    • Mike J April 19, 2022

      “The comment page seems to have mired in the spring mud…”. Bruce McEwen

      Have to say that grumpy rants and whining and spinning tall tales (like about stolen elections or how BOS members are all messed up) have set the comments section in a decaying orbit.

      Speaking of spring mud muck, I figured out the basis for why the BOS appears incompetent: it is an illusion brought on by poor $$$$ resources and people resources and options or avenues in a county of 90,000 people.

      • Marmon April 19, 2022


        Mike J. must be a member of the so called Mendocino Democratic Party which are not democratic at all or he and they would be okay with free speech and fair elections.


    • chuck dunbar April 19, 2022

      Who spoke and what specifically was said–a litte more detail? Good for them to stand-up and do it.

      • Marmon April 19, 2022

        Mendocino Patriots


  3. Betsy Cawn April 19, 2022

    Cold comfort can be found in the constancy of Mr. Sakowicz’s commentary, which today appeared in the Lake County News edition addressing balefully the absence of leaders in response to governmental malaise, which seems to plague equally both Lake and Mendocino Counties.

    Feeling very much the mystification of the “people’s business” that the Ralph M. Brown Act was created to prevent, I will call your attention to the recent “leadership” trainings provided to both of our counties’ department heads by the California State Association of Counties — top staff of which gave presentations recently to both of our Boards of Supervisors. Said training seemingly consists of how to always agree with the boss, underwriting the boss’s direction when interacting with the elected officials.

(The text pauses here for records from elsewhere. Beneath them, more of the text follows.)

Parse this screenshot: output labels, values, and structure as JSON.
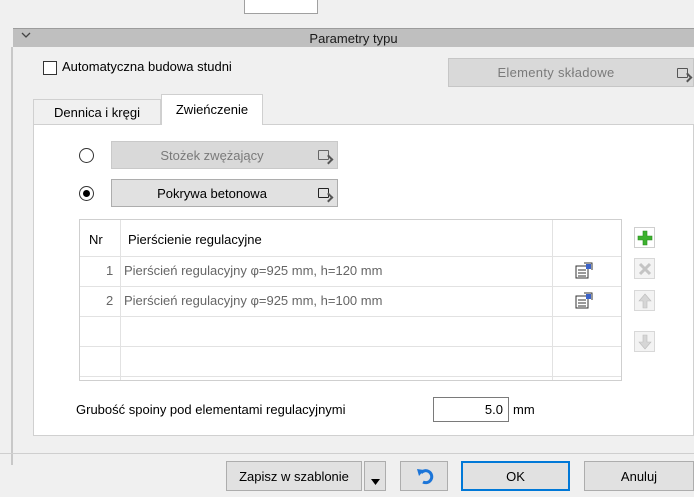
{
  "group": {
    "title": "Parametry typu"
  },
  "auto": {
    "label": "Automatyczna budowa studni",
    "checked": false
  },
  "elementy_button": "Elementy składowe",
  "tabs": [
    {
      "label": "Dennica i kręgi",
      "active": false
    },
    {
      "label": "Zwieńczenie",
      "active": true
    }
  ],
  "options": {
    "stozek": {
      "label": "Stożek zwężający",
      "selected": false,
      "enabled": false
    },
    "pokrywa": {
      "label": "Pokrywa betonowa",
      "selected": true,
      "enabled": true
    }
  },
  "table": {
    "headers": [
      "Nr",
      "Pierścienie regulacyjne"
    ],
    "rows": [
      {
        "nr": "1",
        "name": "Pierścień regulacyjny φ=925 mm, h=120 mm"
      },
      {
        "nr": "2",
        "name": "Pierścień regulacyjny φ=925 mm, h=100 mm"
      }
    ]
  },
  "tools": {
    "add": "plus-icon",
    "delete": "cross-icon",
    "up": "arrow-up-icon",
    "down": "arrow-down-icon"
  },
  "spoina": {
    "label": "Grubość spoiny pod elementami regulacyjnymi",
    "value": "5.0",
    "unit": "mm"
  },
  "footer": {
    "save": "Zapisz w szablonie",
    "ok": "OK",
    "cancel": "Anuluj"
  },
  "colors": {
    "accent": "#0078d7",
    "add_green": "#3cb22e",
    "header_bg": "#bfbfbf"
  }
}
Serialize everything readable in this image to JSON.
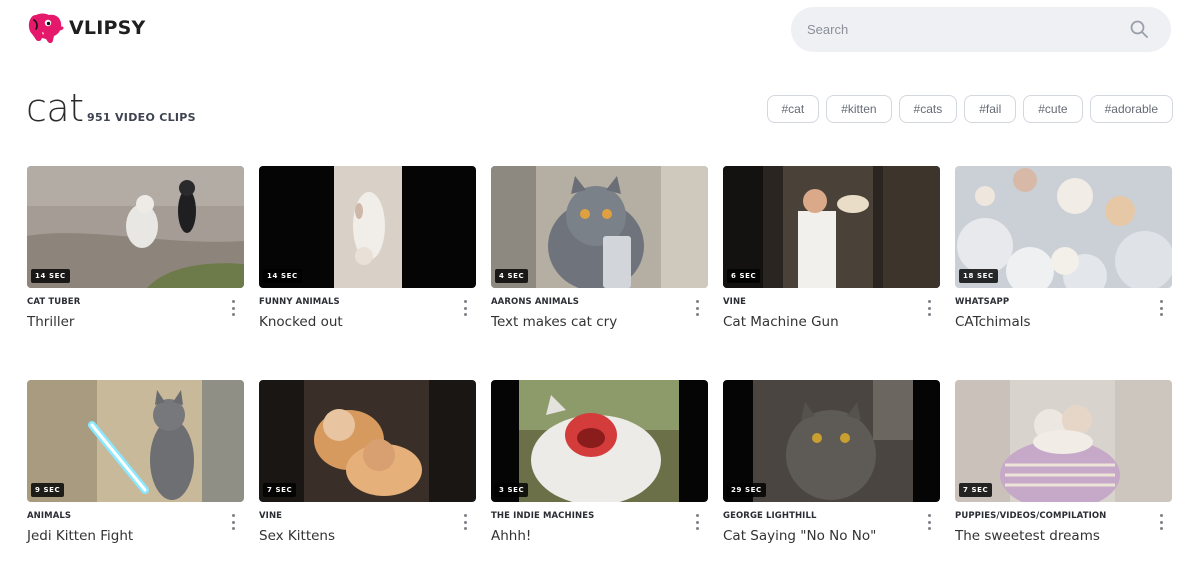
{
  "header": {
    "brand": "VLIPSY",
    "brand_color": "#e5186b",
    "search_placeholder": "Search"
  },
  "page": {
    "title": "cat",
    "count": "951 VIDEO CLIPS"
  },
  "tags": [
    "#cat",
    "#kitten",
    "#cats",
    "#fail",
    "#cute",
    "#adorable"
  ],
  "clips": [
    {
      "duration": "14 SEC",
      "channel": "CAT TUBER",
      "title": "Thriller"
    },
    {
      "duration": "14 SEC",
      "channel": "FUNNY ANIMALS",
      "title": "Knocked out"
    },
    {
      "duration": "4 SEC",
      "channel": "AARONS ANIMALS",
      "title": "Text makes cat cry"
    },
    {
      "duration": "6 SEC",
      "channel": "VINE",
      "title": "Cat Machine Gun"
    },
    {
      "duration": "18 SEC",
      "channel": "WHATSAPP",
      "title": "CATchimals"
    },
    {
      "duration": "9 SEC",
      "channel": "ANIMALS",
      "title": "Jedi Kitten Fight"
    },
    {
      "duration": "7 SEC",
      "channel": "VINE",
      "title": "Sex Kittens"
    },
    {
      "duration": "3 SEC",
      "channel": "THE INDIE MACHINES",
      "title": "Ahhh!"
    },
    {
      "duration": "29 SEC",
      "channel": "GEORGE LIGHTHILL",
      "title": "Cat Saying \"No No No\""
    },
    {
      "duration": "7 SEC",
      "channel": "PUPPIES/VIDEOS/COMPILATION",
      "title": "The sweetest dreams"
    }
  ],
  "icons": {
    "logo": "pink-elephant-logo-icon",
    "search": "search-icon",
    "more": "more-vertical-icon"
  }
}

    Any serious challenge from outside the “leadership” members — such as Mr. Scaramella’s fine descriptions of empty-headed announcements and unfulfilled commitments for governance of publicly funded services, or Mr. Sakowicz’s unanswered entreaties — is consistently ignored (except for a recent comment by Mr. Geniella, about an anticipated reaction to Mr. Sakowicz’s remark about former Supervisor McCowen which I could not understand — but clearly there are age-old plot twists and turns in your brotherhood that the unannointed will never get).

    Most of the time, I resist the desire to speak up during our Board hearings, because the unified front of elected and appointed officials is apparently impervious to any impact from the paying public. It’s a fight between outrage and ennui, in which ennui would have won out long ago if it were not for the AVA and its rambunctious readers!

  4. Marmon April 19, 2022


    I think I just become a democrat again today, it looks like the rest of my student aid loan will be forgiven. By the looks of the requirements, I should be one of the 40,000. I’ve been on an Income Based Repayment (IBR) Plan for the last 10 years thanks to former CEO Carmel Angelo.

    US Forgives 40,000 Student Loans, Provides Aid to 3.6 Million More


    • Marmon April 19, 2022

      That should be “income driven repayment” plan (IDR), not “income based repayment” plan (IBR)


  5. Gary Smith April 19, 2022

    So, trash is largely packaging and used up household articles. When you buy tires now you pay up front for disposal costs. Everything sold should be like that. Then the people who do the most consuming pay the bulk of the tax, as it should be. When you see how much it costs to dump a mattress, couch, or appliance, you can understand why people chuck them over a bank.
    Of course, you gotta make sure the money gets spent where it belongs, starting with eliminating fees for trash pickup and dump fees as well as getting dumpsters stationed at homeless camps, if we can’t manage to eliminate them.

  6. Marmon April 19, 2022


    We were all embarrassed when my mon, June Woolley, informed us that this was the first birthday party she ever had. The gal next to her in the picture is my step-sister Karen who is one of the owners of the Poor Family Farms in Hopland who are known for their “dry farming” of wine grapes. My mom who was born April 15th birthdate coincides with the Tax deadline and the sinking of the Titanic.


Leave a Reply

Your email address will not be published.